So I comforted and kissed him in his dark
Bedroom, but my comfort was not enough.
His mother was more important than the stars
So he cried for her breast and milk. It’s hard
For fathers to compete with mothers’ love.
In the dark, mothers illuminate like the stars!
Dull and jealous, I was the smallest part
Of the whole. I know this is stupid stuff
But I felt less important than the farthest star
As my wife fed my son in the hungry dark.
How can a father resent his son and his son’s love?
Was my comfort more important than the stars?
A selfish father, I wanted to pull apart
My comfortable wife and son. Forgive me, Rough
God, because I walked outside and praised the stars,
And thought I was more important than the stars.
GRIEF CALLS US TO THE THINGS OF THIS WORLD
The eyes open to a blue telephone
In the bathroom of this five-star hotel.
I wonder whom I should call? A plumber,
Proctologist, urologist, or priest?
Who is most among us and most deserves
The first call? I choose my father because
He’s astounded by bathroom telephones.
I dial home. My mother answers. “Hey, Ma,
I say, “Can I talk to Poppa?” She gasps,
And then I remember that my father
Has been dead for nearly a year. “Shit, Mom,”
I say. “I forgot he’s dead. I’m sorry—
How did I forget?” “It’s okay,” she says.
“I made him a cup of instant coffee
This morning and left it on the table—
Like I have for, what, twenty-seven years—
And I didn’t realize my mistake
Until this afternoon.” My mother laughs
At the angels who wait for us to pause
During the most ordinary of days
And sing our praise to forgetfulness
Before they slap our souls with their cold wings.
Those angels burden and unbalance us.
Those fucking angels ride us piggyback.
Those angels, forever falling, snare us
And haul us, prey and praying, into dust.
THE POWWOW AT THE END OF THE WORLD
I am told by many of you that I must forgive and so I shall
after an Indian woman puts her shoulder to the Grand Coulee Dam
and topples it. I am told by many of you that I must forgive
and so I shall after the floodwaters burst each successive dam
downriver from the Grand Coulee. I am told by many of you
that I must forgive and so I shall after the floodwaters find
their way to the mouth of the Columbia River as it enters the Pacific
and causes all of it to rise. I am told by many of you that I must forgive
and so I shall after the first drop of floodwater is swallowed by that salmon
waiting in the Pacific.
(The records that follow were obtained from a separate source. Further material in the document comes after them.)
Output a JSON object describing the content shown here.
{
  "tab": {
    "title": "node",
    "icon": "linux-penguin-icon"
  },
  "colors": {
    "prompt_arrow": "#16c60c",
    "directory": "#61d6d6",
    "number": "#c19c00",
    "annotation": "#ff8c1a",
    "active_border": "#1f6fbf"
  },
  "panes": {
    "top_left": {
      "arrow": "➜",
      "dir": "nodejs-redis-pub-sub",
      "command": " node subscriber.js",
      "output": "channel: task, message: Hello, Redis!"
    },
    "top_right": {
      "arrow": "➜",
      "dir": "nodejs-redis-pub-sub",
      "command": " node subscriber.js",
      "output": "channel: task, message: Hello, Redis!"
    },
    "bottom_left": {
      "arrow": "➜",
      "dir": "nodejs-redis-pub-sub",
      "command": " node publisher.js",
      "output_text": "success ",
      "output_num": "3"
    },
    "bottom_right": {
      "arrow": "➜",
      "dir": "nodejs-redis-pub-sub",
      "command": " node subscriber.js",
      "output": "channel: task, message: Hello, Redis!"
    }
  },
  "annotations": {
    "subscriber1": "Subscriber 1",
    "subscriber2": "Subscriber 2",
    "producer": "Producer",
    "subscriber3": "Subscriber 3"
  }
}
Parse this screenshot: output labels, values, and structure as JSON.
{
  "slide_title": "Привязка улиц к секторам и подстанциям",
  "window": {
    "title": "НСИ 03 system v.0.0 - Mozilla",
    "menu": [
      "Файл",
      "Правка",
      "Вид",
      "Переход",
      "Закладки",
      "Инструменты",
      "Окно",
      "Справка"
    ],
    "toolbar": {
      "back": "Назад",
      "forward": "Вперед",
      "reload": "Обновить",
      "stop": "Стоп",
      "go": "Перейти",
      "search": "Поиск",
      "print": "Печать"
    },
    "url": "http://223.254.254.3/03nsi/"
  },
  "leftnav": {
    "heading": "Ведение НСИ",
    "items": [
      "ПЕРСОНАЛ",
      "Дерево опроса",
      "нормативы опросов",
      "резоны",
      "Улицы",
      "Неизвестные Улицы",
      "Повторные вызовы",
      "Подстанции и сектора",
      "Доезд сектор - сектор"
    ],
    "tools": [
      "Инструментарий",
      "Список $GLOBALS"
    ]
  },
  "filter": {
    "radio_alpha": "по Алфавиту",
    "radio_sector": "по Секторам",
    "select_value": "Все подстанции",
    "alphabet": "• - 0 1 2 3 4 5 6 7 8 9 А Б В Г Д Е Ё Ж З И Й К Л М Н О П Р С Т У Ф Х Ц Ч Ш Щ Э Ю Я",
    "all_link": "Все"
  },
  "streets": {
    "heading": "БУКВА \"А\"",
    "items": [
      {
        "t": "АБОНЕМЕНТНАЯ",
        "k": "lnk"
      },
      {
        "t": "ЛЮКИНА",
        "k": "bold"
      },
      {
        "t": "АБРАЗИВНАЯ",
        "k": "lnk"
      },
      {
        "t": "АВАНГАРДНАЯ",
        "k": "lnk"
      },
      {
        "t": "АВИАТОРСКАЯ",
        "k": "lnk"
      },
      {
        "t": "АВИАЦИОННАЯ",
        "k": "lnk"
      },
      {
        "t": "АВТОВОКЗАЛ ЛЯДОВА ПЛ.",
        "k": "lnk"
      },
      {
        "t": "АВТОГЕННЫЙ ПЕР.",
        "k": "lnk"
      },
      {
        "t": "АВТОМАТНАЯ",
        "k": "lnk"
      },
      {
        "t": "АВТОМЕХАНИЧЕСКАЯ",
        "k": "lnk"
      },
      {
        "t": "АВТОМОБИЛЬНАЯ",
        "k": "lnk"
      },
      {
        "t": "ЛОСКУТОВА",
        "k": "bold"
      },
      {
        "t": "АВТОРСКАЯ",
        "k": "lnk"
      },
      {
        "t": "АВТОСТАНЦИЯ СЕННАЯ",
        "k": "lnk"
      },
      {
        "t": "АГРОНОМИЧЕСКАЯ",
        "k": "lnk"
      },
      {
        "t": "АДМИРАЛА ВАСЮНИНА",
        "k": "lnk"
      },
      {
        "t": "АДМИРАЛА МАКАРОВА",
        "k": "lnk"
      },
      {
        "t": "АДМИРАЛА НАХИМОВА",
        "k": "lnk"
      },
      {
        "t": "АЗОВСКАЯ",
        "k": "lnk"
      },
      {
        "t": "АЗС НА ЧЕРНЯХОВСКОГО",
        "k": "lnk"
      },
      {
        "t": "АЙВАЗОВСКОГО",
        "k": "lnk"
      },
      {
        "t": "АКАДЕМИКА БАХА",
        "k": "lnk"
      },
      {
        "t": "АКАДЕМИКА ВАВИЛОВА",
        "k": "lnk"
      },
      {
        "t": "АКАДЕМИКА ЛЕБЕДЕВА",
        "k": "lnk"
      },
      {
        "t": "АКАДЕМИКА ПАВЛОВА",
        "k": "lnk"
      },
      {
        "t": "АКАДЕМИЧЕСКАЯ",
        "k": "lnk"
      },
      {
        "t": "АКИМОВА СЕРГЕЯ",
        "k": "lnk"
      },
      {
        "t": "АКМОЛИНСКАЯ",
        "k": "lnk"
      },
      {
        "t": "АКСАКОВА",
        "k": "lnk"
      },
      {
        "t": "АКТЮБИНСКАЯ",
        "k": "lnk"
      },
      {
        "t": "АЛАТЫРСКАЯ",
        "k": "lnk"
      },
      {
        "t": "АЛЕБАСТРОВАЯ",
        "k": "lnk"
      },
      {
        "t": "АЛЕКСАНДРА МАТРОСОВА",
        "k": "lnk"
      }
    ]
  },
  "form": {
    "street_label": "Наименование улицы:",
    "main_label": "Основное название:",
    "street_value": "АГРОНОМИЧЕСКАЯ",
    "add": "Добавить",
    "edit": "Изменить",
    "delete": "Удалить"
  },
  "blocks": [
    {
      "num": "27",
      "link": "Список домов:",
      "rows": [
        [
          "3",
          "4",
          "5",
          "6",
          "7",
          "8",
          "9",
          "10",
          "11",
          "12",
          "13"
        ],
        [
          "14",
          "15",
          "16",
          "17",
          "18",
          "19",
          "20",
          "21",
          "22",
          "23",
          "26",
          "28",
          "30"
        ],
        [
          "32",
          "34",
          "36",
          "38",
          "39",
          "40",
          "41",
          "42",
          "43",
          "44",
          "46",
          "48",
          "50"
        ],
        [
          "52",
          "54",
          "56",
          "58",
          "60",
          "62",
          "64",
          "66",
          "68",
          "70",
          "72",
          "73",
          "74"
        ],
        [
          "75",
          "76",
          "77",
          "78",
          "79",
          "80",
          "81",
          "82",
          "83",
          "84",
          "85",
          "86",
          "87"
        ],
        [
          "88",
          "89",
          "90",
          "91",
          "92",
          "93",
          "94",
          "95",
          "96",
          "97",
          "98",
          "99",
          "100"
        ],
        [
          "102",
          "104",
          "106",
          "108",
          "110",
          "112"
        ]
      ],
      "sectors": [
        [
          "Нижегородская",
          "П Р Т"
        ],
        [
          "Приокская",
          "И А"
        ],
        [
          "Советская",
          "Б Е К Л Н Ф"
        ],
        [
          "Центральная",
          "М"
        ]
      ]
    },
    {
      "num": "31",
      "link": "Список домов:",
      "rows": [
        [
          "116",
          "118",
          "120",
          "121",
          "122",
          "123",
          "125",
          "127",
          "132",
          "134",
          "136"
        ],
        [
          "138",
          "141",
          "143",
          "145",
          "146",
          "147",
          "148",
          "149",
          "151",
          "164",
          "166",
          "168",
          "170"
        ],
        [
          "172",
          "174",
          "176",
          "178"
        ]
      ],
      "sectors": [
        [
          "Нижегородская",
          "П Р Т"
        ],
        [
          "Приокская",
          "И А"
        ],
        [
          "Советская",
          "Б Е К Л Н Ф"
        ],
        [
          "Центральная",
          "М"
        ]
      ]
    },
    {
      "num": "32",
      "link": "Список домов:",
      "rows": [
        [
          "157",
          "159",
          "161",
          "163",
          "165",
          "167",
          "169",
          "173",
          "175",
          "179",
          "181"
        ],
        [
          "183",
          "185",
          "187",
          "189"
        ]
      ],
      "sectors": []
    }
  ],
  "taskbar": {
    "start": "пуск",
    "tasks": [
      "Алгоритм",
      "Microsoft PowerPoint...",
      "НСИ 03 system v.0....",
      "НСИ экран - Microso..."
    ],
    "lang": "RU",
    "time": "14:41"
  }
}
I am told by many of you that I must forgive and so I shall
after that salmon swims upstream, through the mouth of the Columbia
and then past the flooded cities, broken dams and abandoned reactors
of Hanford. I am told by many of you that I must forgive and so I shall
after that salmon swims through the mouth of the Spokane River
as it meets the Columbia, then upstream, until it arrives
in the shallows of a secret bay on the reservation where I wait alone.
I am told by many of you that I must forgive and so I shall after
that salmon leaps into the night air above the water, throws
a lightning bolt at the brush near my feet, and starts the fire
which will lead all of the lost Indians home. I am told
by many of you that I must forgive and so I shall
after we Indians have gathered around the fire with that salmon
who has three stories it must tell before sunrise: one story will teach us
how to pray; another story will make us laugh for hours;
the third story will give us reason to dance. I am told by many
of you that I must forgive and so I shall when I am dancing
with my tribe during the powwow at the end of the world.